25 Jun Energy privatisation: What’s happened?
Energy since privatisation
Whilst British Gas was privatised in 1986 in the UK, the electricity sector has been privatised in England and Wales from 1948 to the late 1990’s. This is when the supply industry was radically restructured under Margaret Thatcher’s government, where she promised that this would increase efficiency, widen share ownership and generate investment. Instead, it has resulted in a highly politicised and expensive energy market.
Was it worth it?
For the first few years following the change, real prices, profits and costs in the industry rose. Studies that have examined the UK energy market have concluded that electricity prices are 10-20% higher than they would have been without privatisation.
Similarly, Corporate Watch research suggests that each UK household could save £158 a year if energy was publicly owned. Nonetheless, Nigel Hawkins, writer of the Adam Smith Institute report, regarding the sale of electricity, gas and water said that “it is clear that while utility privatisation is not a perfect solution, it is infinitely better than stultifying public sector ownership”.
Public/ private ownership?
A campaign group for public ownership, We Own It, has released a report which provides examples of other countries examples, displaying how private may not always be best.
For example, in Denmark, democratic local co-operatives own the majority of distribution grids, alike in Hamburg, Germany, where the people voted to buy back the city’s grid. This suggests that the incentives behind public ownership of energy often paves the way towards green energy.
Liberalisation, however means that measures have consistently helped to create competition. This, in turn has provided substantial benefits, some including: growth of competition in supply and generation, substantial improvements in efficiency to all consumers plus increased market transparency. Competition has also led to innovation in technology, risk management products, and reductions in real terms to the price of energy for the consumer.

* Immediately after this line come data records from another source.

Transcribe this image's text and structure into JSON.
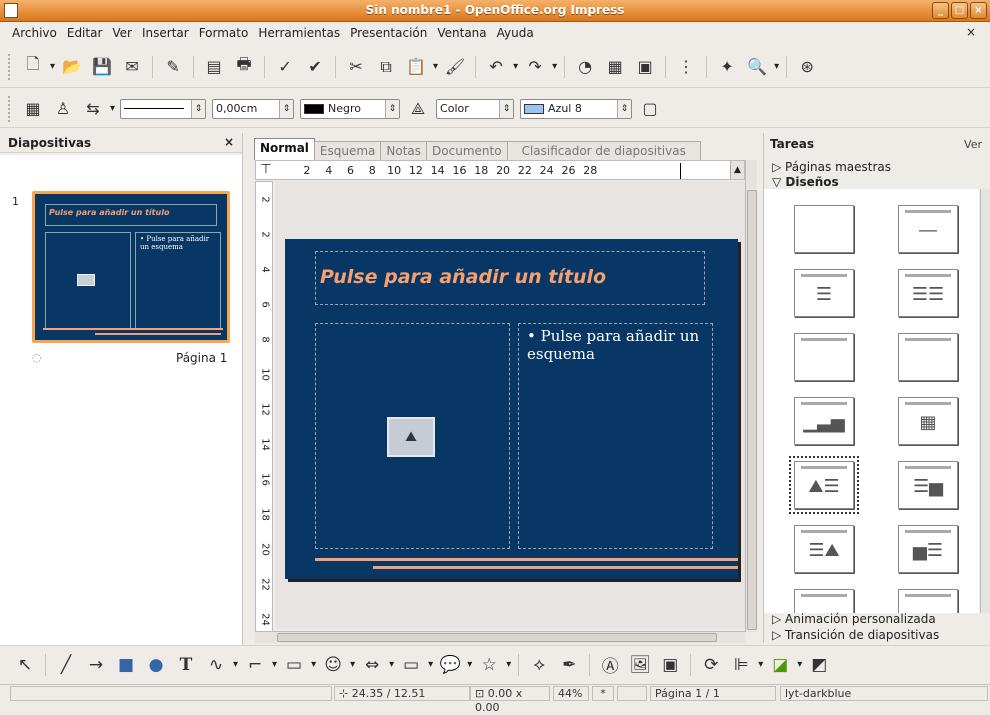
{
  "window": {
    "title": "Sin nombre1 - OpenOffice.org Impress"
  },
  "menu": [
    "Archivo",
    "Editar",
    "Ver",
    "Insertar",
    "Formato",
    "Herramientas",
    "Presentación",
    "Ventana",
    "Ayuda"
  ],
  "menu_close": "×",
  "toolbar2": {
    "line_width": "0,00cm",
    "line_color": "Negro",
    "area_style": "Color",
    "area_color": "Azul 8"
  },
  "slides_panel": {
    "title": "Diapositivas",
    "close": "×",
    "slide_number": "1",
    "page_label": "Página 1"
  },
  "slide": {
    "title_placeholder": "Pulse para añadir un título",
    "outline_placeholder": "• Pulse para añadir un esquema",
    "thumb_title": "Pulse para añadir un título",
    "thumb_outline": "• Pulse para añadir un esquema"
  },
  "view_tabs": [
    "Normal",
    "Esquema",
    "Notas",
    "Documento",
    "Clasificador de diapositivas"
  ],
  "active_tab": "Normal",
  "ruler": {
    "h_ticks": [
      "2",
      "4",
      "6",
      "8",
      "10",
      "12",
      "14",
      "16",
      "18",
      "20",
      "22",
      "24",
      "26",
      "28"
    ],
    "v_ticks": [
      "2",
      "2",
      "4",
      "6",
      "8",
      "10",
      "12",
      "14",
      "16",
      "18",
      "20",
      "22",
      "24"
    ]
  },
  "tasks_panel": {
    "title": "Tareas",
    "view_label": "Ver",
    "master_pages": "▷ Páginas maestras",
    "layouts": "▽ Diseños",
    "custom_animation": "▷ Animación personalizada",
    "slide_transition": "▷ Transición de diapositivas"
  },
  "status": {
    "position": "24.35 / 12.51",
    "size": "0.00 x 0.00",
    "zoom": "44%",
    "modified": "*",
    "page": "Página 1 / 1",
    "master": "lyt-darkblue"
  },
  "accent_colors": {
    "titlebar": "#e08a30",
    "slide_bg": "#083665",
    "slide_accent": "#f5a07a"
  }
}
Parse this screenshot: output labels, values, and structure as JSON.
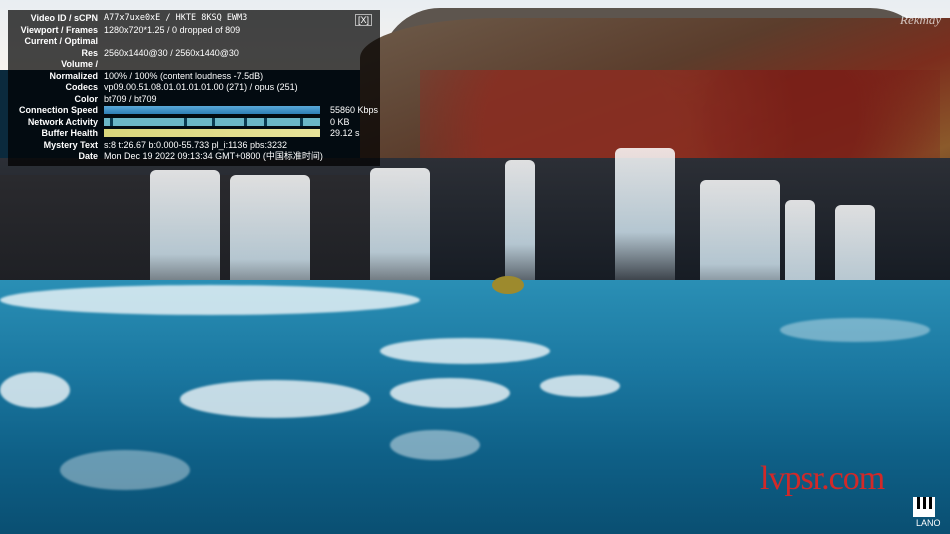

At the outset of the reforms, industrial consumers were the only group of consumers who had the right to choose who supplied their energy. Although, the market has slowly been opening up since the late 90’s so that even residential customers now have the freedom to easily switch between suppliers to find the best deals.